Thursday, September 01, 2005

Der Gropinfuhrer Had a Bad Day

The Blog Deborah Burger: The Worst Time of Arnold's Life The Huffington Post:

"It's so sad, I almost feel sorry for Arnold Schwarzenegger sometimes. That is, I might, if he didn't see nurses as the problem and corporate fund-raising as the solution.

But honestly, this must be the worst time of his life.

Remember when he was popular? Now I am not sure he could get elected head of the Screen Actor's Guild, let alone Governor again.

Take, oh, yesterday, for instance

His day began with the report that a museum devoted to him in Austria is closing due to financial problems. No one wanted to come see the old gym equipment he used to work out on?

I'm not surprised. But look at it from Arnold's point of view: would they close a home-town museum dedicated to Napoleon? Or Rchard Nixon? Or any of the strong-arm leaders that Schwarzenegger admires?

Then his day ends with getting booed by thousands of angry baseball fans in Orange County of all places, birthplace of Nixon and California conservatism.

Schwarzenegger wanted to spend a little time getting away from it all at the ballpark, eat a dog, sing Take Me Out, and host a $10,000 corporate fundraiser in a private box. Unfortunately for him, his troubles followed him there, as his staff had to stop him from throwing out the first pitch because hundreds of nurses and firefighters had descended on the game and were leading a protest in the stands. To top it all off, Schwarzenegger got to see an entirely new activism technique invented for him: the protest wave.

And he's still $30 million short of his fundraising goal for the special election.
To top it all off, a Senate committee recommended removing Cindy Tuck as head of the state Air Resources Board, an agency that has led the nation in cutting air pollution and reducing automobile emissions.

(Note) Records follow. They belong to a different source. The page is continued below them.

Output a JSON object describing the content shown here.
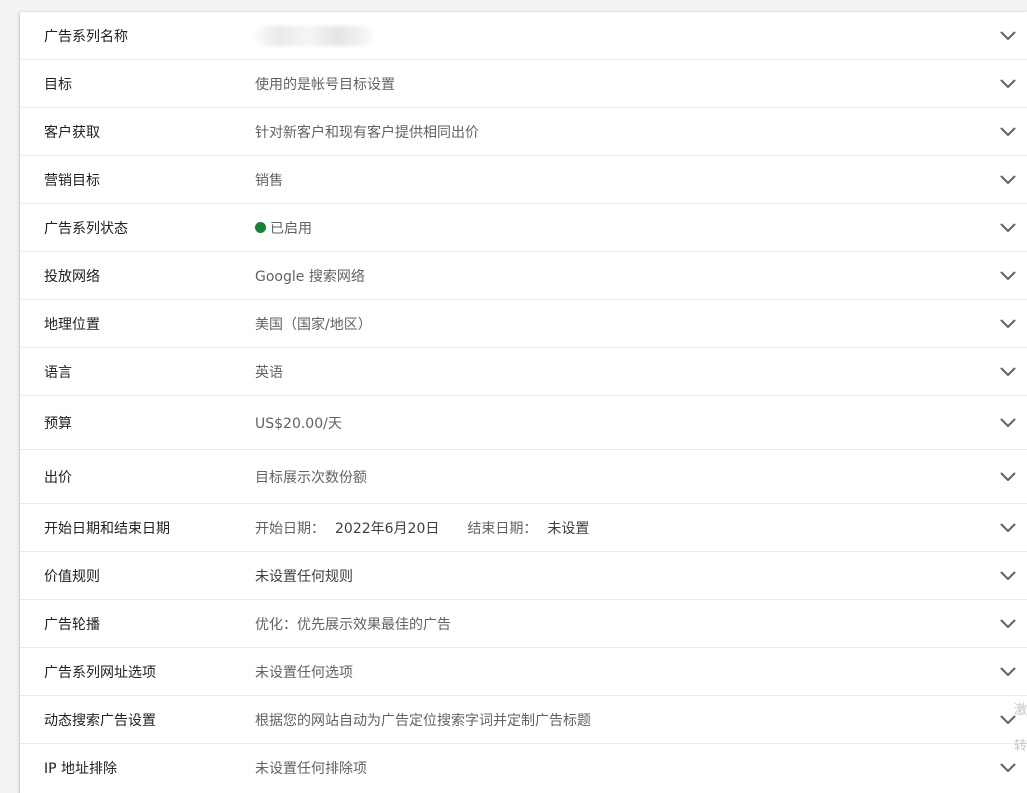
{
  "rows": [
    {
      "label": "广告系列名称",
      "value": ""
    },
    {
      "label": "目标",
      "value": "使用的是帐号目标设置"
    },
    {
      "label": "客户获取",
      "value": "针对新客户和现有客户提供相同出价"
    },
    {
      "label": "营销目标",
      "value": "销售"
    },
    {
      "label": "广告系列状态",
      "value": "已启用"
    },
    {
      "label": "投放网络",
      "value": "Google 搜索网络"
    },
    {
      "label": "地理位置",
      "value": "美国（国家/地区）"
    },
    {
      "label": "语言",
      "value": "英语"
    },
    {
      "label": "预算",
      "value": "US$20.00/天"
    },
    {
      "label": "出价",
      "value": "目标展示次数份额"
    },
    {
      "label": "开始日期和结束日期",
      "start_label": "开始日期：",
      "start_value": "2022年6月20日",
      "end_label": "结束日期：",
      "end_value": "未设置"
    },
    {
      "label": "价值规则",
      "value": "未设置任何规则"
    },
    {
      "label": "广告轮播",
      "value": "优化：优先展示效果最佳的广告"
    },
    {
      "label": "广告系列网址选项",
      "value": "未设置任何选项"
    },
    {
      "label": "动态搜索广告设置",
      "value": "根据您的网站自动为广告定位搜索字词并定制广告标题"
    },
    {
      "label": "IP 地址排除",
      "value": "未设置任何排除项"
    }
  ],
  "status_color": "#188038",
  "icons": {
    "expand": "chevron-down-icon",
    "status": "status-dot-icon"
  },
  "edge_overlay": {
    "line1": "激",
    "line2": "转"
  }
}
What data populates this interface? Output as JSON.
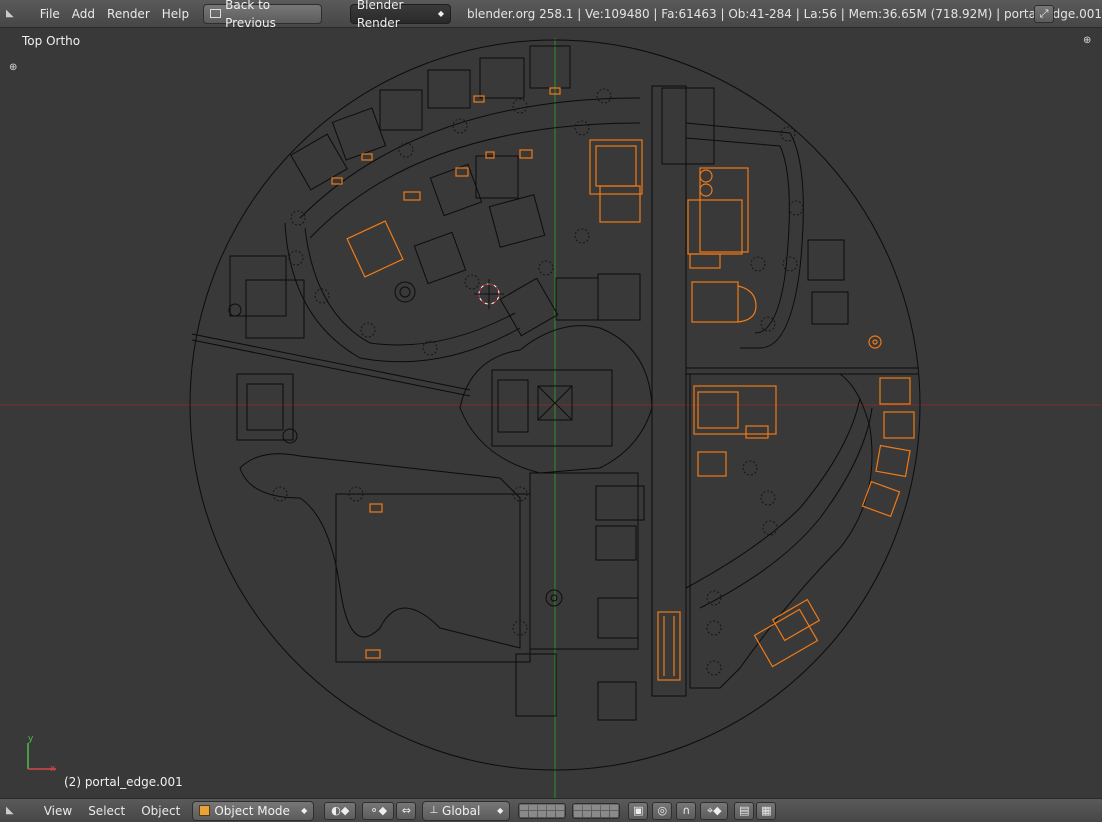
{
  "topbar": {
    "menus": [
      "File",
      "Add",
      "Render",
      "Help"
    ],
    "back_button": "Back to Previous",
    "render_engine": "Blender Render",
    "stats": "blender.org 258.1 | Ve:109480 | Fa:61463 | Ob:41-284 | La:56 | Mem:36.65M (718.92M) | portal_edge.001"
  },
  "viewport": {
    "view_label": "Top Ortho",
    "object_label": "(2) portal_edge.001",
    "axis_x": "x",
    "axis_y": "y"
  },
  "bottombar": {
    "menus": [
      "View",
      "Select",
      "Object"
    ],
    "mode": "Object Mode",
    "orientation": "Global"
  },
  "colors": {
    "wire": "#0a0a0a",
    "selected": "#f07a18",
    "grid_x_axis": "#8a2a2a",
    "grid_y_axis": "#2e8a2e"
  }
}
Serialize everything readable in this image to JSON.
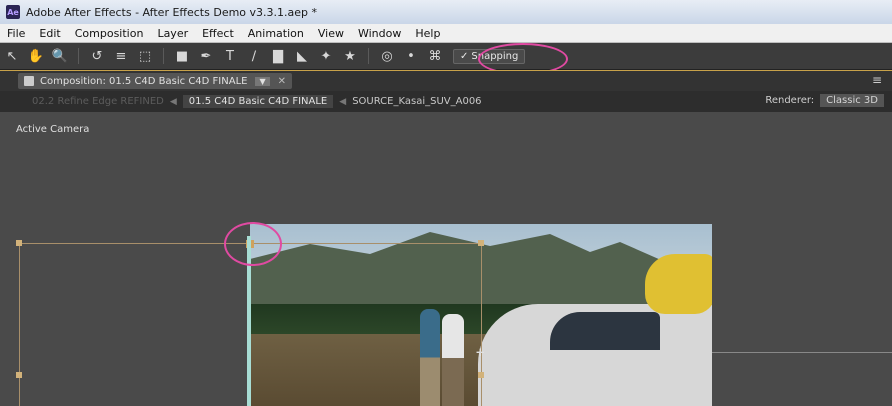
{
  "window": {
    "title": "Adobe After Effects - After Effects Demo v3.3.1.aep *",
    "app_icon": "Ae"
  },
  "menu": [
    "File",
    "Edit",
    "Composition",
    "Layer",
    "Effect",
    "Animation",
    "View",
    "Window",
    "Help"
  ],
  "toolbar": {
    "tools": [
      "selection-tool",
      "hand-tool",
      "zoom-tool",
      "rotate-tool",
      "camera-tool",
      "pan-behind-tool",
      "rectangle-mask-tool",
      "pen-tool",
      "type-tool",
      "brush-tool",
      "clone-stamp-tool",
      "eraser-tool",
      "roto-brush-tool",
      "puppet-tool"
    ],
    "snapping_label": "Snapping",
    "snapping_checked": true
  },
  "panel": {
    "tab_label": "Composition: 01.5 C4D Basic C4D FINALE"
  },
  "flow": {
    "previous": "02.2 Refine Edge REFINED",
    "active": "01.5 C4D Basic C4D FINALE",
    "next": "SOURCE_Kasai_SUV_A006"
  },
  "renderer": {
    "label": "Renderer:",
    "value": "Classic 3D"
  },
  "viewer": {
    "camera_label": "Active Camera"
  },
  "colors": {
    "annotation": "#e04aa2",
    "snap_line": "#a8ddd4",
    "bbox": "#a88f6a"
  }
}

Although Cindy Tuck had spent the last 20 years representing the oil and energy industries and had the support of every major polluter in the state, the Democrats held firm and refused to confirm her appointment.
Democratic Senators said Schwarzenegger broke tradition by appointing a lobbyist instead of someone with a science or regulatory background to head the board. Moreover, Schwarzenegger was warned in advance that appointing Tuck would create opposition.